### ABOUT THIS TASK
Among the lines of the data, copy those that hold "Details".
=-=-=-=-=
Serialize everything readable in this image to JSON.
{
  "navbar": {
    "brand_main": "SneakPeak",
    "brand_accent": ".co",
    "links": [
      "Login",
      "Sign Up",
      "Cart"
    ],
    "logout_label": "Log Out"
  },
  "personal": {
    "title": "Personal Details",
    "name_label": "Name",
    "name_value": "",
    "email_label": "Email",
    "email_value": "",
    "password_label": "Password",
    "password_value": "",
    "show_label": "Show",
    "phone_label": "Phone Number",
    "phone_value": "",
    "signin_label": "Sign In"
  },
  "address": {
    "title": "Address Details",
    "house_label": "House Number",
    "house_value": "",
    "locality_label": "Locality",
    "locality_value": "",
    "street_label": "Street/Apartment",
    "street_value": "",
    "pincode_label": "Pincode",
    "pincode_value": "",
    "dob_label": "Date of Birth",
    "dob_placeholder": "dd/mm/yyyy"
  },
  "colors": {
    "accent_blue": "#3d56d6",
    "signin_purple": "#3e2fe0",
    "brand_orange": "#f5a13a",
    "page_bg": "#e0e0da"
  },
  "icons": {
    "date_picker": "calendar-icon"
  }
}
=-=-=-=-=
### EXERCISE OUTPUT
    "title": "Personal Details",
    "title": "Address Details",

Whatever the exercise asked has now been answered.